Is Honor Harrington to the level of Heinlein, Haldeman or Card? No. Then again, how many mysteries are up to the level of Arthur Conan Doyle? How many spy stories come up to John LeCarre?
Many reviewers compare Weber to Forrester, but I think that’s wrong. Weber is more akin to Tom Clancy… lots of technobabble and some tactics. For that matter, Sherman and Cragg are closer to WEB Griffiths than they are to Stephen Crane. In both circumstances, they are what they are. For myself, I read the stories I get and enjoy them for being what they set out to be.
But yes, I do really long for intelligent MilFic with shady areas of right and wrong, and more showing and less telling.
 Huh? What is this flippin’ archaeologist on about this time?
 For those of you unfamiliar with Luke and his blog, it is really a highly enjoyable podcast that gives one of the very few critical reviews of Science Fiction books that is available in audio format. It’s fun, funny and often catches insights to books that other reviewers miss.
 Luke’s rants are usually highly amusing, and some of the best of his episodes. In this case, however, I think he actually went a bit off target… but we’ll get to that later.
 Which I should point out is a great Ripping Yarn that does exactly what it says on the tin: it is an action adventure tale and that’s that. It is a must read for anyone who looks at MilFic, and a must avoid to anyone who dislikes the subgenre.
 Again, a must read Ripping Yarn for anyone who likes MilFic, but a must avoid for anyone who doesn’t like books about military protocol.
 Unless, of course, you are talking about fictionalizations of Rorke’s Drift or the like, where the British weren’t quite as overwhelmingly better as they thought they were… then again, see the rest of the article.
 Actually, I think his use of Nerd Porn may be a bit closer to the mark for some readers than he gives himself credit for. This is not because of the world being shown as it should be, but because the Honor stories portray an idealized woman.
 Now see, if only someone would publish my books.…
- Holiday Sale on T.L. Evans’ Strings on a Shadow Puppet (sophyanempire.com)
- The Short Victorious War, David Weber (Baen, 1994) (sophyanempire.wordpress.com)
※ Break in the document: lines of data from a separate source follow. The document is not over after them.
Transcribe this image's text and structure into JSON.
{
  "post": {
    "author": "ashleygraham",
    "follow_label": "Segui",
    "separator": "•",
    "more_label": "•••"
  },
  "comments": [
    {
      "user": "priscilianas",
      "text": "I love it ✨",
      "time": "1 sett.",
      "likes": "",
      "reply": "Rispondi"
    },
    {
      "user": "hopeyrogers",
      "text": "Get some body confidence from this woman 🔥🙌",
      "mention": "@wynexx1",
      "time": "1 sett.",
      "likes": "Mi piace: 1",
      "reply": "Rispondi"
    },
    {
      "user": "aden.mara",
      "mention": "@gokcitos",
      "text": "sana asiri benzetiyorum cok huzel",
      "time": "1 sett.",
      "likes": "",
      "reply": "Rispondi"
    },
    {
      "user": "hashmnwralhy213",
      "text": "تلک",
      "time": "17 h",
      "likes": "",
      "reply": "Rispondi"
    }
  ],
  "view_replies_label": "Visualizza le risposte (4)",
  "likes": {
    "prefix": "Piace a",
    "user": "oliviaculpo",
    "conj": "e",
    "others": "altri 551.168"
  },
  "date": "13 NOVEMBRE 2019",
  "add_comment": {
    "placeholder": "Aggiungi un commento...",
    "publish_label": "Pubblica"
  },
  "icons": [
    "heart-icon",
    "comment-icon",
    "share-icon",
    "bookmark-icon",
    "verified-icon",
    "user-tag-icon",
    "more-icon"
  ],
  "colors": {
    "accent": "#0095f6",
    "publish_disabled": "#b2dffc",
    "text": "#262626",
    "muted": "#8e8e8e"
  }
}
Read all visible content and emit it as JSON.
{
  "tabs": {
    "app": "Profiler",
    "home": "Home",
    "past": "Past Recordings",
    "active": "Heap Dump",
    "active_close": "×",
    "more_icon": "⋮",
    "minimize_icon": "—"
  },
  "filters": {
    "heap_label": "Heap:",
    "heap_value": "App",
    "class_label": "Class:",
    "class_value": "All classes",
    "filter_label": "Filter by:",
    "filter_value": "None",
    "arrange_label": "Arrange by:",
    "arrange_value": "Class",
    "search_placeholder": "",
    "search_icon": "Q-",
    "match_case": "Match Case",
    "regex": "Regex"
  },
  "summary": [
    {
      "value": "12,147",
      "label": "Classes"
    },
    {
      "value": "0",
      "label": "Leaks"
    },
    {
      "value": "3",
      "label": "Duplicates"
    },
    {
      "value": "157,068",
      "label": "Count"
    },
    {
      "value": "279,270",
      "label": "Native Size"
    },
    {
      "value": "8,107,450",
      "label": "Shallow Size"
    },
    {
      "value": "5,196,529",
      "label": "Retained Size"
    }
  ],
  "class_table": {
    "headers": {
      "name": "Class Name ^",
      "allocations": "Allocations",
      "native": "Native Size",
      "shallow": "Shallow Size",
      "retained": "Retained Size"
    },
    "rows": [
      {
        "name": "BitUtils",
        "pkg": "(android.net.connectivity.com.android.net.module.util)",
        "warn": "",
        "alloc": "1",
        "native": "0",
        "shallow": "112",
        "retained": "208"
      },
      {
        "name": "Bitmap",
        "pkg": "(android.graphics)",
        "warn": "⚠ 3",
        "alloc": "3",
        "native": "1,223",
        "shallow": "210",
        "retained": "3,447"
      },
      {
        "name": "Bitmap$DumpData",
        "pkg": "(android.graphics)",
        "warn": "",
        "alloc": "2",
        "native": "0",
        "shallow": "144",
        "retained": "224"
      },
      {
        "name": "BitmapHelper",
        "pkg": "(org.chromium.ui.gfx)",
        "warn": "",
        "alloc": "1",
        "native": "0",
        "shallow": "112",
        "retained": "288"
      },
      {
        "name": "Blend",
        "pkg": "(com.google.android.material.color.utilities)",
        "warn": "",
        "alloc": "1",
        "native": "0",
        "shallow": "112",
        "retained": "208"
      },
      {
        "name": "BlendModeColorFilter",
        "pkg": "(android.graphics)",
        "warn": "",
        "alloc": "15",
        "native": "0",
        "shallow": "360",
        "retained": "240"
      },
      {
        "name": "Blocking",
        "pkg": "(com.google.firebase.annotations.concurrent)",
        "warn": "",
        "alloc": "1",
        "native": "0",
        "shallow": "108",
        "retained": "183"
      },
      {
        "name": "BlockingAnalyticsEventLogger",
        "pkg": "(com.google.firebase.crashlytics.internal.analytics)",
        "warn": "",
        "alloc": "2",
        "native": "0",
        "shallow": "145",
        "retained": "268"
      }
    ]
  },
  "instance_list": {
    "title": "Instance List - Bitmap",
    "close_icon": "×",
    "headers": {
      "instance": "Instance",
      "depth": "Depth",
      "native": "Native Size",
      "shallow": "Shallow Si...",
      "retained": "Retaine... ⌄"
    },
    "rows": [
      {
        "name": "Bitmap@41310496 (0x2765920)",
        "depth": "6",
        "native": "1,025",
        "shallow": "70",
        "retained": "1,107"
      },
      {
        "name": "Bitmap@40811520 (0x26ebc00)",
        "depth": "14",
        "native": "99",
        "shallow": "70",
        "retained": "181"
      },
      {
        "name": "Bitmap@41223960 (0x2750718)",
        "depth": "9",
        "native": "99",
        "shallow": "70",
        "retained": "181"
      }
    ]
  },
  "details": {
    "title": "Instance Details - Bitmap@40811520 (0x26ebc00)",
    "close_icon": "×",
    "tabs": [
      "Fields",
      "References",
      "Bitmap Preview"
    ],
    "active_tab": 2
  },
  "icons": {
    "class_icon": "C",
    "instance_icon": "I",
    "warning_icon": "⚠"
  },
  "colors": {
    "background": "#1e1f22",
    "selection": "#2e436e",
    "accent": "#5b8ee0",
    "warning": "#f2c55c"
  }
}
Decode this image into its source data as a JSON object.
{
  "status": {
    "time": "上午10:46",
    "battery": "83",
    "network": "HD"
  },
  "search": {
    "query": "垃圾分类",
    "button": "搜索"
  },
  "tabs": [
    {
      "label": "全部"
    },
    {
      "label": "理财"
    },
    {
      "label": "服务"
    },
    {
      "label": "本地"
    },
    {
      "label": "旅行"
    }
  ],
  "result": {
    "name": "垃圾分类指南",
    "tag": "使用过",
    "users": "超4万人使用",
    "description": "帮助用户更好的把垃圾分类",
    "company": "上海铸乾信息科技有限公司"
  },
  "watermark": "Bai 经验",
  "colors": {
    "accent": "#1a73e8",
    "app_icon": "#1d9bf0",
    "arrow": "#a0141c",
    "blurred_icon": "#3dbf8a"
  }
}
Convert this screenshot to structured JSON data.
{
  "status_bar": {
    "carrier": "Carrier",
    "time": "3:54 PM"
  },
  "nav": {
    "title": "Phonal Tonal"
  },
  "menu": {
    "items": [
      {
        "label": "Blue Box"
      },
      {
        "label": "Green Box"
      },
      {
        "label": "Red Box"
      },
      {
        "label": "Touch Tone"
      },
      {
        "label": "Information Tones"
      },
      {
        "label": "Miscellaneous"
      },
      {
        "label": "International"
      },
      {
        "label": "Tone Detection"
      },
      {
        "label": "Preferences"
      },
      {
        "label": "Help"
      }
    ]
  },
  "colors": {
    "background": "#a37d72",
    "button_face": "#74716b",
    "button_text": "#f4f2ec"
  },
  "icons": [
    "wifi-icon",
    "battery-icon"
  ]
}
- What’s the deal with David Lynch’s unproduced science fiction screenplay Ronnie Rocket? [David Lynch] (io9.com)
- Photos from the first science fiction convention, 1937 (boingboing.net)
- 70 Science Fiction and Fantasy Movies to Watch Out for in 2012 [Io9 2012 Preview] (io9.com)
- Silk and science fiction (rosieoliver.wordpress.com)
- Science Fiction’s Border Control Lessons for Elites (thinkprogress.org)
- Fiction Affliction: January Releases in Science Fiction (tor.com)
- Ridley Scott’s ‘Prometheus’ and the Science Fiction of Corporatism (forbes.com)
- Storywheel Collection – Science Fiction [Kindle Edition] (swag.com)
- Why does science fiction involve advanced technology (wiki.answers.com)